Line by line, copy the material that follows without leaving anything out.
(Source material Opens)
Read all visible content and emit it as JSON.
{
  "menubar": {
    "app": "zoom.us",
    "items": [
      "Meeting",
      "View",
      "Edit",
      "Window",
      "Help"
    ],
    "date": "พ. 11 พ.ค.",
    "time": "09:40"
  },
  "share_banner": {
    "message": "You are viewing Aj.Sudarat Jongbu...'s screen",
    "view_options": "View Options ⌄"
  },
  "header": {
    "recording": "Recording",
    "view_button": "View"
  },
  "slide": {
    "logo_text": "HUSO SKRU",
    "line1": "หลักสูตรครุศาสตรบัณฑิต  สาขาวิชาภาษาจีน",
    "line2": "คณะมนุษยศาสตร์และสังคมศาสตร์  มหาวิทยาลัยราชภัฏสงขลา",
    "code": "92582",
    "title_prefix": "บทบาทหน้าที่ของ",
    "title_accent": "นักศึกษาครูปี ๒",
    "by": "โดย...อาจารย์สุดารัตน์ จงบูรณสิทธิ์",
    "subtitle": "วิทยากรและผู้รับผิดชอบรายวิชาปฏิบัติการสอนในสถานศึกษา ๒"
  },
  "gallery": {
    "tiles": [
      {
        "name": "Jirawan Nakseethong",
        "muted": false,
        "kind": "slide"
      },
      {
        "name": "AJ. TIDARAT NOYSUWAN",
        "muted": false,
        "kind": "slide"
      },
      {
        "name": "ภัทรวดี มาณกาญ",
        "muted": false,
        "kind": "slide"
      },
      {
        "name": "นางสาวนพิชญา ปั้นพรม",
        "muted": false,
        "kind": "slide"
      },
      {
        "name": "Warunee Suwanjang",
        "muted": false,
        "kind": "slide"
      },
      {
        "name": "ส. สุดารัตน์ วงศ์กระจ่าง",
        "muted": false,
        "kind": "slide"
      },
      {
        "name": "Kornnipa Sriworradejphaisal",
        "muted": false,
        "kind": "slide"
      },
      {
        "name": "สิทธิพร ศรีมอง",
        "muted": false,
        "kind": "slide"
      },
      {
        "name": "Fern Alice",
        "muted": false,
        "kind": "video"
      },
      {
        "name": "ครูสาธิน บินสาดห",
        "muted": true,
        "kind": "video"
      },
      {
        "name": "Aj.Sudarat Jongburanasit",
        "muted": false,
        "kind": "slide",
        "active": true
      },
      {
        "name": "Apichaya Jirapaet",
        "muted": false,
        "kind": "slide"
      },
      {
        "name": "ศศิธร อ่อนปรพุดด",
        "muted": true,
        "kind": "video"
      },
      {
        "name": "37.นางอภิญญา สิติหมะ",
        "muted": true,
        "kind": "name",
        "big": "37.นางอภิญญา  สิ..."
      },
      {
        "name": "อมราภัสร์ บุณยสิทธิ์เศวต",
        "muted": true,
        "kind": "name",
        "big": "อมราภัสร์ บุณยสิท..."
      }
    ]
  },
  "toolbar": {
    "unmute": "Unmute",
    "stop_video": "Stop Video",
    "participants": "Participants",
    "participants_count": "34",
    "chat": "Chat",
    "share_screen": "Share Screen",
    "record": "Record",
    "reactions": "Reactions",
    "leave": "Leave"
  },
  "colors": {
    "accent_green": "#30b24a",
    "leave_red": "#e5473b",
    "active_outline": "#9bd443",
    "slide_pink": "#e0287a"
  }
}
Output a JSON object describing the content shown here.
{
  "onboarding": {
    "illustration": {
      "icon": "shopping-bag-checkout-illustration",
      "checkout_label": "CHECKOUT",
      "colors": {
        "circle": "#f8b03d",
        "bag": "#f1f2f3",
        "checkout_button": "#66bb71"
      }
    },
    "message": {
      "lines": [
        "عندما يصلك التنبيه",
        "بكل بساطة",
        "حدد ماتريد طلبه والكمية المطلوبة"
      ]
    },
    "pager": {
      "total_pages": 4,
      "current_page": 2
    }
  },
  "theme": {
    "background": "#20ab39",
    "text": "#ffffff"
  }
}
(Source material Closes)
> Solution for this exercise
Read all visible content and emit it as JSON.
{
  "menubar": {
    "app": "zoom.us",
    "items": [
      "Meeting",
      "View",
      "Edit",
      "Window",
      "Help"
    ],
    "date": "พ. 11 พ.ค.",
    "time": "09:40"
  },
  "share_banner": {
    "message": "You are viewing Aj.Sudarat Jongbu...'s screen",
    "view_options": "View Options ⌄"
  },
  "header": {
    "recording": "Recording",
    "view_button": "View"
  },
  "slide": {
    "logo_text": "HUSO SKRU",
    "line1": "หลักสูตรครุศาสตรบัณฑิต  สาขาวิชาภาษาจีน",
    "line2": "คณะมนุษยศาสตร์และสังคมศาสตร์  มหาวิทยาลัยราชภัฏสงขลา",
    "code": "92582",
    "title_prefix": "บทบาทหน้าที่ของ",
    "title_accent": "นักศึกษาครูปี ๒",
    "by": "โดย...อาจารย์สุดารัตน์ จงบูรณสิทธิ์",
    "subtitle": "วิทยากรและผู้รับผิดชอบรายวิชาปฏิบัติการสอนในสถานศึกษา ๒"
  },
  "gallery": {
    "tiles": [
      {
        "name": "Jirawan Nakseethong",
        "muted": false,
        "kind": "slide"
      },
      {
        "name": "AJ. TIDARAT NOYSUWAN",
        "muted": false,
        "kind": "slide"
      },
      {
        "name": "ภัทรวดี มาณกาญ",
        "muted": false,
        "kind": "slide"
      },
      {
        "name": "นางสาวนพิชญา ปั้นพรม",
        "muted": false,
        "kind": "slide"
      },
      {
        "name": "Warunee Suwanjang",
        "muted": false,
        "kind": "slide"
      },
      {
        "name": "ส. สุดารัตน์ วงศ์กระจ่าง",
        "muted": false,
        "kind": "slide"
      },
      {
        "name": "Kornnipa Sriworradejphaisal",
        "muted": false,
        "kind": "slide"
      },
      {
        "name": "สิทธิพร ศรีมอง",
        "muted": false,
        "kind": "slide"
      },
      {
        "name": "Fern Alice",
        "muted": false,
        "kind": "video"
      },
      {
        "name": "ครูสาธิน บินสาดห",
        "muted": true,
        "kind": "video"
      },
      {
        "name": "Aj.Sudarat Jongburanasit",
        "muted": false,
        "kind": "slide",
        "active": true
      },
      {
        "name": "Apichaya Jirapaet",
        "muted": false,
        "kind": "slide"
      },
      {
        "name": "ศศิธร อ่อนปรพุดด",
        "muted": true,
        "kind": "video"
      },
      {
        "name": "37.นางอภิญญา สิติหมะ",
        "muted": true,
        "kind": "name",
        "big": "37.นางอภิญญา  สิ..."
      },
      {
        "name": "อมราภัสร์ บุณยสิทธิ์เศวต",
        "muted": true,
        "kind": "name",
        "big": "อมราภัสร์ บุณยสิท..."
      }
    ]
  },
  "toolbar": {
    "unmute": "Unmute",
    "stop_video": "Stop Video",
    "participants": "Participants",
    "participants_count": "34",
    "chat": "Chat",
    "share_screen": "Share Screen",
    "record": "Record",
    "reactions": "Reactions",
    "leave": "Leave"
  },
  "colors": {
    "accent_green": "#30b24a",
    "leave_red": "#e5473b",
    "active_outline": "#9bd443",
    "slide_pink": "#e0287a"
  }
}
Output a JSON object describing the content shown here.
{
  "onboarding": {
    "illustration": {
      "icon": "shopping-bag-checkout-illustration",
      "checkout_label": "CHECKOUT",
      "colors": {
        "circle": "#f8b03d",
        "bag": "#f1f2f3",
        "checkout_button": "#66bb71"
      }
    },
    "message": {
      "lines": [
        "عندما يصلك التنبيه",
        "بكل بساطة",
        "حدد ماتريد طلبه والكمية المطلوبة"
      ]
    },
    "pager": {
      "total_pages": 4,
      "current_page": 2
    }
  },
  "theme": {
    "background": "#20ab39",
    "text": "#ffffff"
  }
}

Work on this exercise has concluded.